A structured cabling system is one in which all cables are terminated on one, or more, patch panels that are usually installed in a rack within a cabinet. Usually the cabinet also houses a data network switch and other related equipment such as a phone system, router, alarm equipment, cctv equipment and power fail equipment.
Where possible such equipment should also be mounted on the same rack as the patch panels to facilitate easy connection of the terminal ports of the equipment to cable termination points. These connections are made by relatively short patch leads terminated in RJ45 plugs.
Therefore, a major benefit of a structured cabling system is that it enables any type of terminal equipment to be connected to any cable outlet (ie socket). The patching system in the cabinet makes it easy to achieve this.
For example, if a telephone terminal is connected to a workstation socket it could easily be connected to the phone system by connecting a patch lead from the appropriate patch panel socket to the appropriate phone system extension port.
However, this any-to-any connectivity is becoming less of a benefit as all equipment (including phone systems) become IP based. This means that all cables can be patched to the data network switch and the switch port to which they are connected is usually irrelevant.
The move to IP based phone systems also affects structured cabling system installation in another way.
Most IP phones have pass-through connections to which computer equipment can be connected. This means that it is not necessary to have individual phone and computer sockets at each workstation. All that is needed at each workstation is a single socket connected to a single cable that is terminated on a patch panel which is in turn patched to any port of the data network switch.
The favourable consequence of the move to IP based phone systems is that the cost of structured cabling systems will be reduced (ie less cable, less sockets, smaller patch panels and smaller racks and cabinets).

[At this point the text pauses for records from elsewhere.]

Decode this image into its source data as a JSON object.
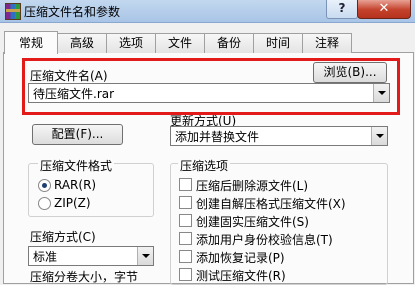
{
  "window": {
    "title": "压缩文件名和参数",
    "help_label": "?",
    "close_label": "✕",
    "app_icon": "winrar-books-icon"
  },
  "tabs": [
    {
      "label": "常规"
    },
    {
      "label": "高级"
    },
    {
      "label": "选项"
    },
    {
      "label": "文件"
    },
    {
      "label": "备份"
    },
    {
      "label": "时间"
    },
    {
      "label": "注释"
    }
  ],
  "archive_name": {
    "label": "压缩文件名(A)",
    "browse_label": "浏览(B)...",
    "value": "待压缩文件.rar"
  },
  "profiles_label": "配置(F)...",
  "update_mode": {
    "label": "更新方式(U)",
    "value": "添加并替换文件"
  },
  "archive_format": {
    "label": "压缩文件格式",
    "options": [
      {
        "label": "RAR(R)",
        "checked": true
      },
      {
        "label": "ZIP(Z)",
        "checked": false
      }
    ]
  },
  "compression_method": {
    "label": "压缩方式(C)",
    "value": "标准"
  },
  "split_label": "压缩分卷大小，字节",
  "archive_options": {
    "label": "压缩选项",
    "items": [
      {
        "label": "压缩后删除源文件(L)",
        "checked": false
      },
      {
        "label": "创建自解压格式压缩文件(X)",
        "checked": false
      },
      {
        "label": "创建固实压缩文件(S)",
        "checked": false
      },
      {
        "label": "添加用户身份校验信息(T)",
        "checked": false
      },
      {
        "label": "添加恢复记录(P)",
        "checked": false
      },
      {
        "label": "测试压缩文件(R)",
        "checked": false
      }
    ]
  },
  "colors": {
    "highlight_frame": "#e21a1a",
    "titlebar": "#b7cfeb",
    "close_button": "#c4412b"
  }
}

In an all-IP local network the main benefit of a structured cabling system is that it offers guaranteed performance and is easy to manage. In other words, sockets can be physically activated and deactivated from a central location.
Structured cabling systems are often called Cat 5 or Cat 6 cabling systems. The terms Cat 5 and Cat 6 refer to the quality of the cable and of the termination equipment such as sockets and patch panels. It also refers to the installation standards. For example, Cat 6 cable can’t be bent as much as Cat 5 cable.
Cat 6 systems support higher data rates than Cat 5, with Cat 6 supporting a maxmimun speed of 10 Gb ethernet and Cat 5 supporting a maximum of 1 Gb ethernet.
[NB Cat 5 is now referred to as Cat5e following an enhancement to the specification several years ago.]
Before commencing a structured cabling installation we would take care to understand your requirements in terms of the numbers of sockets and the most appropriate cable routing (eg under floors, in ceiling voids and in trunking).
We would then plan the installation to minimise the disruption to your day-to-day business activities.
Our commitment to careful planning and the use of trained installation engineers guarantee a high quality, easy to manage, neat and tidy structured cabling system.
Please get in touch using the Contact Form if you require a structured cabling system for existing or new premises either on its own or as part of a larger telecommunications project.